Monday, August 30, 2010
This past month (July) I went down to Orlando to attend the Award Ceremony of the Faith, Hope and Love Chapter of the Romance Writers of America. They were announcing the winners of the IRCC (Inspirational Reader's Choice Contest) of which my second book, THE HOUSE IN GROSVENOR SQUARE, was a finalist.
I was pleased and proud to walk away having tied for second place in the Long Historical Category. That's me in the middle below, with two of my sisters who were so excited that they joined me in Florida for the event. Sweet! We had a wonderful time together.
Finaling in a contest is a nice shot in the arm for a writer. Finaling in a national organization's contest is even more encouraging. Got any contest news? Send it here and I'll post it. There are numerous contests going on at any point in time, and for both published and unpublished writers.
Now that we're heading into fall, I look forward to entering my 2010 title into a few good contests (THE COUNTRY HOUSE COURTSHIP).
What about you? : )
Friday, August 6, 2010
Thanks to Kathi Macias (click the title to go to her blog), I came across this advice from seasoned writer Kay Marshall Strom. Many people ask her (and me!) how to become a professional writer: Here's tips on getting started for the person who means business.
Set aside a writing area. You say you plan to clear away a little spot when you're ready to write? Won't happen! My first writing area was a dedicated end of the kitchen table. Yours doesn't have to be fancy, it just needs to be yours.
Learn your craft. Locate a writing class (university continuing education classes can be great). Find--or start--a writers' critique group. Start saving your $$ for a good writers conference.

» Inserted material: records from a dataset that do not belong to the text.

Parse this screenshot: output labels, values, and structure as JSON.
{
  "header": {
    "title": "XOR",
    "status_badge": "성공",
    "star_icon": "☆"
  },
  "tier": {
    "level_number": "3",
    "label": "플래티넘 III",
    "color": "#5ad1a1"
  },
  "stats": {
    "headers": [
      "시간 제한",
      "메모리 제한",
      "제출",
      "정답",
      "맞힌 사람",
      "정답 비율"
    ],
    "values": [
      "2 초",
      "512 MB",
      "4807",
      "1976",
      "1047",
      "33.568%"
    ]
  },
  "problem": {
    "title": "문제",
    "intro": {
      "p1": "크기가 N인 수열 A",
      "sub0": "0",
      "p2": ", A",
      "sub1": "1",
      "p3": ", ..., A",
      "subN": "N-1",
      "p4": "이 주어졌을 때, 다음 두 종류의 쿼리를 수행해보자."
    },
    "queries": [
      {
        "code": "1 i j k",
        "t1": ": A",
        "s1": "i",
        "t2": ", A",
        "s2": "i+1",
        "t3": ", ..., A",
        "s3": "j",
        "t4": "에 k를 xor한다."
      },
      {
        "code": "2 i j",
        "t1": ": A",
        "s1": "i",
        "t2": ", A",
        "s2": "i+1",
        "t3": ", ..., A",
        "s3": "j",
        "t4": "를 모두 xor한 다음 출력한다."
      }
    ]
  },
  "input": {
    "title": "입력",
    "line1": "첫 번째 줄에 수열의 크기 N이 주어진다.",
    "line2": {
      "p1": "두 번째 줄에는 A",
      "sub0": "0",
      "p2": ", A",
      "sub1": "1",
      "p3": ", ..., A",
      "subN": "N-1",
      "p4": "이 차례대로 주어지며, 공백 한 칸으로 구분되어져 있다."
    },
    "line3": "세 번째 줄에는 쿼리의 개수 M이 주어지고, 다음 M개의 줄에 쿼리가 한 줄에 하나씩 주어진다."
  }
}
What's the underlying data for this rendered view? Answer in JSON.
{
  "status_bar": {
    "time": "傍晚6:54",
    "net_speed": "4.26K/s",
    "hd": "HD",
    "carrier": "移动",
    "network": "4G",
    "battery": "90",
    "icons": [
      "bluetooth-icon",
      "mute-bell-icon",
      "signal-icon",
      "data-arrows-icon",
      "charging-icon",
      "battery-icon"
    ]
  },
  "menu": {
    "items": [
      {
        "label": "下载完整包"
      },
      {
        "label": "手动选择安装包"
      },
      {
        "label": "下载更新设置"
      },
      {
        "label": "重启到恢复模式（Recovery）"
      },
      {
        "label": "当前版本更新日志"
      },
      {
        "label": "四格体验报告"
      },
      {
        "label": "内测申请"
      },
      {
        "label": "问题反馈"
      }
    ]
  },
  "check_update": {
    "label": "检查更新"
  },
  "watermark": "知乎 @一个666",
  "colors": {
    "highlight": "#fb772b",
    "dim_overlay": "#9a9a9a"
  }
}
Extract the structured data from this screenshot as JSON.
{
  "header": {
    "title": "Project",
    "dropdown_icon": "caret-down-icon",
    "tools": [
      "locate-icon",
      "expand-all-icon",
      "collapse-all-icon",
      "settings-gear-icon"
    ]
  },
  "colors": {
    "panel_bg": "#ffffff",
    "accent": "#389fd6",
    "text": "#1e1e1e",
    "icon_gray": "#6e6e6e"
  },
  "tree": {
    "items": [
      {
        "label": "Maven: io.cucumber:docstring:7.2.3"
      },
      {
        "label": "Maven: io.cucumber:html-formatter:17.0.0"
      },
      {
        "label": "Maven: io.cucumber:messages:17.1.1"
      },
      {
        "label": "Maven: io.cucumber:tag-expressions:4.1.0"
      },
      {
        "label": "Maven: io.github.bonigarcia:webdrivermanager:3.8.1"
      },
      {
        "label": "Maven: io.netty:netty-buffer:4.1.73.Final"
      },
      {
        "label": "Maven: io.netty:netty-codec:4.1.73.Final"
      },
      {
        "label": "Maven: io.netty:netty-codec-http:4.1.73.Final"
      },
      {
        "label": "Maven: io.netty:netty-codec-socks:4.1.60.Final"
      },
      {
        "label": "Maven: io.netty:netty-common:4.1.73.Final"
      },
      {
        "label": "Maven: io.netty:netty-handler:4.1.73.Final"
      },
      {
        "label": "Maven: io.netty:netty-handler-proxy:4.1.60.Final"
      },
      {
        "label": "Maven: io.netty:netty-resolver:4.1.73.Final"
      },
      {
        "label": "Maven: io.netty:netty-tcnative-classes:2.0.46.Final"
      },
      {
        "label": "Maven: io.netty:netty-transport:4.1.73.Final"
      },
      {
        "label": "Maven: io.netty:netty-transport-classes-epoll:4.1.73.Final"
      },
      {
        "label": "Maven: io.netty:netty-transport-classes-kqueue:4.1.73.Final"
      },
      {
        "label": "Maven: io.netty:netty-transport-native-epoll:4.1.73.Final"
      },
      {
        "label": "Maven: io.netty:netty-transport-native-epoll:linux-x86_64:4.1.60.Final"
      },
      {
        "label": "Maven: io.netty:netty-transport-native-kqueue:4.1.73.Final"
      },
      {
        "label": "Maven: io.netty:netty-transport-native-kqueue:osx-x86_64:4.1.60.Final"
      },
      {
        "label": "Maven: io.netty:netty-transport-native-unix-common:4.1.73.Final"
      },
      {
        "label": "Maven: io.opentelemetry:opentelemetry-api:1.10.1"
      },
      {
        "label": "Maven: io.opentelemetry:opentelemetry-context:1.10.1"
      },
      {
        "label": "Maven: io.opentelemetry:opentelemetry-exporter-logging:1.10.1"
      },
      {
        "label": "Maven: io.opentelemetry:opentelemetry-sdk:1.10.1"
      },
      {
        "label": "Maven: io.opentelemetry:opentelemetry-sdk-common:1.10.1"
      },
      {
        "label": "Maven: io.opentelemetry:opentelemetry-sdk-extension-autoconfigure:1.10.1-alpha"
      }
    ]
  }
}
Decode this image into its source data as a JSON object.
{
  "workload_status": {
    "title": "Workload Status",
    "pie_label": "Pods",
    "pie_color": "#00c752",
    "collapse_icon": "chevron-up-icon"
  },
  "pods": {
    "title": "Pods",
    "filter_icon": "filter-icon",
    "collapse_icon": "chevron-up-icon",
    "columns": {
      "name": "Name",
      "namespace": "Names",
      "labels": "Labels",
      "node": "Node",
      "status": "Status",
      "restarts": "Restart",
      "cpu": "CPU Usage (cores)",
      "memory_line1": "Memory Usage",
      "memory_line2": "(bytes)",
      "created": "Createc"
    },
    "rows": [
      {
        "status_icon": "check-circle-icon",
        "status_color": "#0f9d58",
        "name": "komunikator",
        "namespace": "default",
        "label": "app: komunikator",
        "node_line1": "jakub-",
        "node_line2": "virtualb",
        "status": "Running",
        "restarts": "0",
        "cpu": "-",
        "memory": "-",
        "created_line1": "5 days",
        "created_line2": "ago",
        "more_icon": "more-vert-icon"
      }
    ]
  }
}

Invest in the tools of the trade. For starters, you need: A computer. A printer. Internet service. A basic set of reference books. A bookcase for your library. (Trust me, you'll accumulate a library!)
Read. Great writers are great readers. Read different things: books on writing, magazines, books both fiction and non-fiction. Read critically, paying attention to characters, plots, tension, the use of details.
Put words down on paper. Loosen up your writing joints by spending five minutes writing whatever pops into your head. Don't stop until the five minutes are up. After that, the sky's the limit.
Write every day. It may mean getting up early. It may mean turning off the TV. (Bonus for the entire family!) But make time to write every day. Oh, and carry a notebook with you so you can jot down ideas. The most unforgettable ones have a way of hitting at inopportune times, then slithering away before you can find paper.
Determine what type of writing you want to pursue. Your first clue might be the type of writing you enjoy reading. That old nugget Write about what you know has a lot of truth to it. If you love reading legal drama, but know nothing about the legal system, you've got a huge amount of research to do. Do you love to ponder life? To know your family? Maybe you want to write a journal, or a family history for your next reunion. All writing doesn't have to be published.
Think small. "I'm writing a novel about..." Why does everyone think novel? Or even book? Write fillers. Start a blog. Write an article for your local newspaper. Contribute to on-line magazines. Writing small hones your work, a vital step for most writers.
Write something someone wants to read. If your intention is to be published, avoid the trap of writing only for yourself. Instead, write with the reader in mind. Locate the Writers' Guidelines for the publisher to which you want to submit and follow the directions. Edit your work until it's the best you can do right now, then send it off.
Expect rejections. Rejection letters are part of the writing process. We all get them. Some of us get lots and lots of them. When you open yours, remember that it's only one editor's opinion. Only one publication's consideration. Lots of great books were rejected many times before they hit stardom. On the other hand, look back over your manuscript with an editor's eye. What problems did she see? What will you rewrite before you send it out again?
Best advice: If you want to be a writer, write. Write and write and never give up.
"When I am working on a book or story I write every morning as soon after first light as possible. There is no one to disturb you and it is cold and you come to your work and warm as you write."
Thanks again, Kathi and Kay!